Step into your Clients' Shoes

Step into your Clients’ Shoes

From childhood, we’re taught that we should treat others the way we would like to be treated. That principle still applies to best business practices, especially when it comes to how to treat your clients. By stepping into your clients’ shoes, you can see things from their perspective and figure out the best approach to maintaining your relationship with them.
We all know that the customer comes first. But what exactly does that entail? Think about a particular time when you received great customer service. What made you feel so accommodated? How did you feel before, during, and after the service? When you consider all the aspects of good customer service that you have experienced, try to take note of that and apply it to your own business practice.

On the other hand, think about a specific time when you received poor customer service. What was poor about the experience? What could’ve made it better? All scenarios of customer service you experience can be telling about what makes or breaks your clients’ opinion of your business.

Open and clear communication shows the clients how much they are of value to you in the simplest way. By generating and providing the client with an employee contact list, you are telling the client that the entire force of the company is at their disposal at any time.

Constant communication documenting workflow and company policies and procedures are vital to letting the client feel like they have an inside perspective on how their service is carried out. Ensure that these policies and procedures are consistent and that there is a recovery procedure in a worst-case scenario. Service recovery procedures will give the client ease; even if there is a dynamic change on either side of the relationship, progress and materials will be secure. Establish a service level agreement, or SLA, with the client to clarify the priority and hierarchy of different levels of urgency when it comes to needing a company response. Assure that quality, responsibilities, availabilities, and response times are agreed between yourself and the customer base. Typically in service level agreements, the following details are laid out: the type of service provided, a plan to monitor the service, responsiveness, and protocols for the unexpected. SLAs give the client a sense of transparency and security as the business relationship grows.
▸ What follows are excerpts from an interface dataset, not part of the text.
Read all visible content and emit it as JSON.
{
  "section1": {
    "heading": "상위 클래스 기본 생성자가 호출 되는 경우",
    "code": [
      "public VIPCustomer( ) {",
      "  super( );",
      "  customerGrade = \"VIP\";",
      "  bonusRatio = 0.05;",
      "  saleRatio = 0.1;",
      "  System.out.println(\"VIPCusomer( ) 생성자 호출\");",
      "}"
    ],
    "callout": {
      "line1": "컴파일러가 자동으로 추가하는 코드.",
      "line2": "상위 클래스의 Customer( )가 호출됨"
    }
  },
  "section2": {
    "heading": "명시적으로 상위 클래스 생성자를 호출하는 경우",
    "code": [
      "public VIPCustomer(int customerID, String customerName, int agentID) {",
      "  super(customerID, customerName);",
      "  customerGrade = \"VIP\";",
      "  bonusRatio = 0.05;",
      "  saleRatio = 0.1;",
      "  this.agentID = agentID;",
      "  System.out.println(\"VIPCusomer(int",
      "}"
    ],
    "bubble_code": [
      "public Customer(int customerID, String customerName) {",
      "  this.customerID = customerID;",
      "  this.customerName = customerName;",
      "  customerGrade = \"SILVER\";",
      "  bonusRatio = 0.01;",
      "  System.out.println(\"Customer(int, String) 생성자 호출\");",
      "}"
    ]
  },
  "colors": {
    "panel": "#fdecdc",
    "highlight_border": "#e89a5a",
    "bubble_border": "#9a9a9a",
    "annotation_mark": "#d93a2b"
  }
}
The other important aspect to consider about stepping into the clients’ shoes is the word-of-mouth benefits. A first-hand opinion is much stronger than an anonymous one. Let’s say you went to two restaurants this weekend. The first had speedy service and charismatic staff who delivered the correct order. The second restaurant had slow service, rude staff, and your order was incorrect. Which restaurant would you recommend to your friend? More importantly, which restaurant would you visit again? The same principle applies to business relationships. Business associates trust the opinions of their colleagues and will choose your business over others if they’ve heard good things from their friends and acquaintances.

So next time you reach out to your client, step into their shoes and think about how you would be like to be treated if you were them.